◆ What you need to do
Verbatim output of the lines below is required, with the images omitted.

◆ Materials provided

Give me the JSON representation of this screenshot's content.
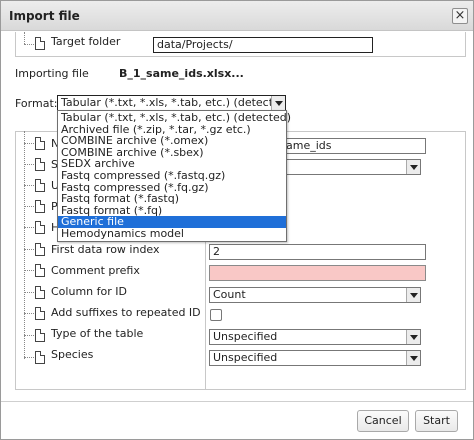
{
  "dialog": {
    "title": "Import file",
    "close_glyph": "×"
  },
  "target": {
    "label": "Target folder",
    "value": "data/Projects/"
  },
  "importing": {
    "label": "Importing file",
    "value": "B_1_same_ids.xlsx..."
  },
  "format": {
    "label": "Format:",
    "selected": "Tabular (*.txt, *.xls, *.tab, etc.) (detected)",
    "options": [
      "Tabular (*.txt, *.xls, *.tab, etc.) (detected)",
      "Archived file (*.zip, *.tar, *.gz etc.)",
      "COMBINE archive (*.omex)",
      "COMBINE archive (*.sbex)",
      "SEDX archive",
      "Fastq compressed (*.fastq.gz)",
      "Fastq compressed (*.fq.gz)",
      "Fastq format (*.fastq)",
      "Fastq format (*.fq)",
      "Generic file",
      "Hemodynamics model"
    ],
    "highlighted_index": 9
  },
  "properties": {
    "partial_labels": [
      "N",
      "S",
      "U",
      "P",
      "H"
    ],
    "name_value_fragment": "ame_ids",
    "rows": [
      {
        "label": "First data row index",
        "value": "2"
      },
      {
        "label": "Comment prefix",
        "value": ""
      },
      {
        "label": "Column for ID",
        "value": "Count"
      },
      {
        "label": "Add suffixes to repeated ID",
        "value": ""
      },
      {
        "label": "Type of the table",
        "value": "Unspecified"
      },
      {
        "label": "Species",
        "value": "Unspecified"
      }
    ]
  },
  "buttons": {
    "cancel": "Cancel",
    "start": "Start"
  },
  "colors": {
    "invalid_field": "#f9c8c6",
    "highlight": "#1f6fd8"
  }
}
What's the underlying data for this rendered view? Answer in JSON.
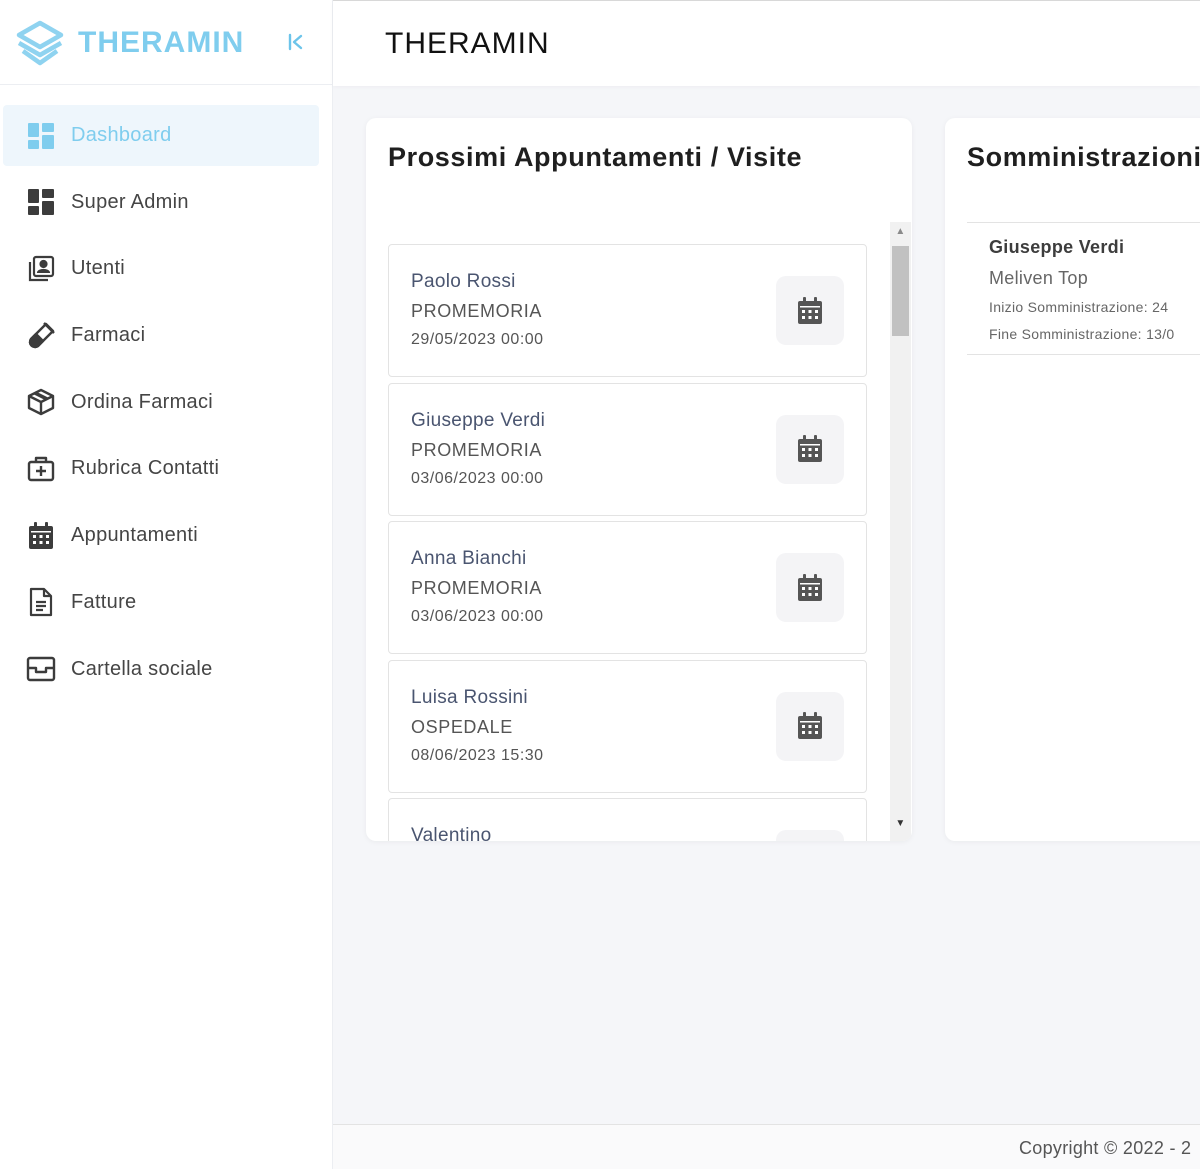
{
  "brand": {
    "name": "THERAMIN",
    "collapse_icon": "collapse-left-icon"
  },
  "sidebar": {
    "items": [
      {
        "label": "Dashboard",
        "icon": "dashboard-icon",
        "active": true
      },
      {
        "label": "Super Admin",
        "icon": "dashboard-icon",
        "active": false
      },
      {
        "label": "Utenti",
        "icon": "contacts-icon",
        "active": false
      },
      {
        "label": "Farmaci",
        "icon": "test-tube-icon",
        "active": false
      },
      {
        "label": "Ordina Farmaci",
        "icon": "package-icon",
        "active": false
      },
      {
        "label": "Rubrica Contatti",
        "icon": "medical-bag-icon",
        "active": false
      },
      {
        "label": "Appuntamenti",
        "icon": "calendar-icon",
        "active": false
      },
      {
        "label": "Fatture",
        "icon": "document-icon",
        "active": false
      },
      {
        "label": "Cartella sociale",
        "icon": "archive-icon",
        "active": false
      }
    ]
  },
  "header": {
    "title": "THERAMIN"
  },
  "appointments": {
    "title": "Prossimi Appuntamenti / Visite",
    "items": [
      {
        "name": "Paolo Rossi",
        "type": "PROMEMORIA",
        "date": "29/05/2023 00:00"
      },
      {
        "name": "Giuseppe Verdi",
        "type": "PROMEMORIA",
        "date": "03/06/2023 00:00"
      },
      {
        "name": "Anna Bianchi",
        "type": "PROMEMORIA",
        "date": "03/06/2023 00:00"
      },
      {
        "name": "Luisa Rossini",
        "type": "OSPEDALE",
        "date": "08/06/2023 15:30"
      },
      {
        "name": "Valentino",
        "type": "",
        "date": ""
      }
    ]
  },
  "administrations": {
    "title": "Somministrazioni",
    "items": [
      {
        "name": "Giuseppe Verdi",
        "drug": "Meliven Top",
        "start": "Inizio Somministrazione: 24",
        "end": "Fine Somministrazione: 13/0"
      }
    ]
  },
  "footer": {
    "copyright": "Copyright © 2022 - 2"
  },
  "colors": {
    "accent": "#7fcdee",
    "active_bg": "#eef6fc"
  }
}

◆ Exercise output
Give me the JSON representation of this screenshot's content.
{
  "dialog": {
    "title": "Import file",
    "close_glyph": "×"
  },
  "target": {
    "label": "Target folder",
    "value": "data/Projects/"
  },
  "importing": {
    "label": "Importing file",
    "value": "B_1_same_ids.xlsx..."
  },
  "format": {
    "label": "Format:",
    "selected": "Tabular (*.txt, *.xls, *.tab, etc.) (detected)",
    "options": [
      "Tabular (*.txt, *.xls, *.tab, etc.) (detected)",
      "Archived file (*.zip, *.tar, *.gz etc.)",
      "COMBINE archive (*.omex)",
      "COMBINE archive (*.sbex)",
      "SEDX archive",
      "Fastq compressed (*.fastq.gz)",
      "Fastq compressed (*.fq.gz)",
      "Fastq format (*.fastq)",
      "Fastq format (*.fq)",
      "Generic file",
      "Hemodynamics model"
    ],
    "highlighted_index": 9
  },
  "properties": {
    "partial_labels": [
      "N",
      "S",
      "U",
      "P",
      "H"
    ],
    "name_value_fragment": "ame_ids",
    "rows": [
      {
        "label": "First data row index",
        "value": "2"
      },
      {
        "label": "Comment prefix",
        "value": ""
      },
      {
        "label": "Column for ID",
        "value": "Count"
      },
      {
        "label": "Add suffixes to repeated ID",
        "value": ""
      },
      {
        "label": "Type of the table",
        "value": "Unspecified"
      },
      {
        "label": "Species",
        "value": "Unspecified"
      }
    ]
  },
  "buttons": {
    "cancel": "Cancel",
    "start": "Start"
  },
  "colors": {
    "invalid_field": "#f9c8c6",
    "highlight": "#1f6fd8"
  }
}
What's the underlying data for this rendered view? Answer in JSON.
{
  "brand": {
    "name": "THERAMIN",
    "collapse_icon": "collapse-left-icon"
  },
  "sidebar": {
    "items": [
      {
        "label": "Dashboard",
        "icon": "dashboard-icon",
        "active": true
      },
      {
        "label": "Super Admin",
        "icon": "dashboard-icon",
        "active": false
      },
      {
        "label": "Utenti",
        "icon": "contacts-icon",
        "active": false
      },
      {
        "label": "Farmaci",
        "icon": "test-tube-icon",
        "active": false
      },
      {
        "label": "Ordina Farmaci",
        "icon": "package-icon",
        "active": false
      },
      {
        "label": "Rubrica Contatti",
        "icon": "medical-bag-icon",
        "active": false
      },
      {
        "label": "Appuntamenti",
        "icon": "calendar-icon",
        "active": false
      },
      {
        "label": "Fatture",
        "icon": "document-icon",
        "active": false
      },
      {
        "label": "Cartella sociale",
        "icon": "archive-icon",
        "active": false
      }
    ]
  },
  "header": {
    "title": "THERAMIN"
  },
  "appointments": {
    "title": "Prossimi Appuntamenti / Visite",
    "items": [
      {
        "name": "Paolo Rossi",
        "type": "PROMEMORIA",
        "date": "29/05/2023 00:00"
      },
      {
        "name": "Giuseppe Verdi",
        "type": "PROMEMORIA",
        "date": "03/06/2023 00:00"
      },
      {
        "name": "Anna Bianchi",
        "type": "PROMEMORIA",
        "date": "03/06/2023 00:00"
      },
      {
        "name": "Luisa Rossini",
        "type": "OSPEDALE",
        "date": "08/06/2023 15:30"
      },
      {
        "name": "Valentino",
        "type": "",
        "date": ""
      }
    ]
  },
  "administrations": {
    "title": "Somministrazioni",
    "items": [
      {
        "name": "Giuseppe Verdi",
        "drug": "Meliven Top",
        "start": "Inizio Somministrazione: 24",
        "end": "Fine Somministrazione: 13/0"
      }
    ]
  },
  "footer": {
    "copyright": "Copyright © 2022 - 2"
  },
  "colors": {
    "accent": "#7fcdee",
    "active_bg": "#eef6fc"
  }
}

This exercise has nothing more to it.